As newer technologies emerge so do newer threats. Technologies like social networks are becoming more common, these networks may not be perceived as a threat but some security professionals would argue that these networks could be used to mine personal information that may be used to socially engineer a way into an environment. These networks are not only updated by the legitimate users but also frequented by malicious users to gather updated information that could be used against your organization so careful planning around all technologies from a security perspective is a must. However innocent the technology any leverage that can be gained by a malicious user could be used against an organization if left un-secured. In this case, knowledge is the potential risk. The link to the security trends this year is defence in depth (a layered approach) is a good approach.
In the replication the trend has been to replicate more, organizations have begun to build on DR and BCP more reliably and vigorously than before. This area of security has stabilised quite nicely. Organizations have a DR and BCP plan involving replication on the whole. Virtual machines are now also maturing and snapshot capabilities have been added and improved upon. Solutions that make machines that were physical to virtual for DR purposes are springing up (P2V, physical to virtual) and more reliable solutions are being developed.
Deepscan application control
Desktop threat mitigation is being converged into one product by the antivirus vendors. Spyware, malware, Rootkit, Antivirus, Browser hijackers, personal firewalls, application control, encryption, online backup and many more subscription services are being offered as the splurge of threats flourish. These seem under control for the moment however I find that vendors are bloating their applications to the point that they slow down the systems they are installed on and build a threat profile of their own. Security professionals that I deal with are very selective about the tools that they install and seldom do find those in the know using a single package that protects you against all threats. Typically a good mix of well written applications are used to better protect your system against malignant risk.

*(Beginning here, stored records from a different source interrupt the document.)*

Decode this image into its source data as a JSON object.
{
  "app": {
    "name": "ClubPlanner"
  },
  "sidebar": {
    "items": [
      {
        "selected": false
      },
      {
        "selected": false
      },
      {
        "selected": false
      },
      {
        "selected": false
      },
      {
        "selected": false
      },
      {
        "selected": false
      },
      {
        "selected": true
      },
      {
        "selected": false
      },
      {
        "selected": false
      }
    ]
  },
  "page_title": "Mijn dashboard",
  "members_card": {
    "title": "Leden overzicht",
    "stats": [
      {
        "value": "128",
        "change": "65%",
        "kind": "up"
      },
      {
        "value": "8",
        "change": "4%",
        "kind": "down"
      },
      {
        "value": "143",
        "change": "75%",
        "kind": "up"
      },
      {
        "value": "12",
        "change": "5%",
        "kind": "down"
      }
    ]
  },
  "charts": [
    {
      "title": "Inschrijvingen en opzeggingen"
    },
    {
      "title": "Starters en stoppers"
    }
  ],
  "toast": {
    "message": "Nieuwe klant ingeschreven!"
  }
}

Personal firewalls are being rolled out as frequently as antivirus in large corporations even though users sit behind high powered corporate firewalls. The reason for this is multi fold and the benefit from a system protection perspective is evident in the application age. Recently I have noticed that cutting edge technologies that firewall systems at the switch layer are being utilised to replace personal firewalls as the investment has already been laid out in previous purchases or networking equipment.
Application control is a newer layer that is being adopted quickly by organizations world wide, kernel layer application scanning is added to the operating system that controls which applications are able to be run by users on their systems, this is possible by using unique application profiling that manages what applications are able to be run and by who. Essentially if this control is enabled no other applications are able to run, this includes parts of the operating system. Vendors argue that no antivirus is necessary as if a virus were copied to the machine it would not be able to run. My view is that a virus could still be copied to an unprotected machine and then executed if copying was allowed.
Security cannot be addressed by implementing one solution that seeks to be the security holy grail. Vendors know this and there are many offers for bundled applications that pretend to offer a complete security package. Defence in depth is a good approach and choosing the correct tools that best fit your organization's requirements is no easy task. The quest for security continues.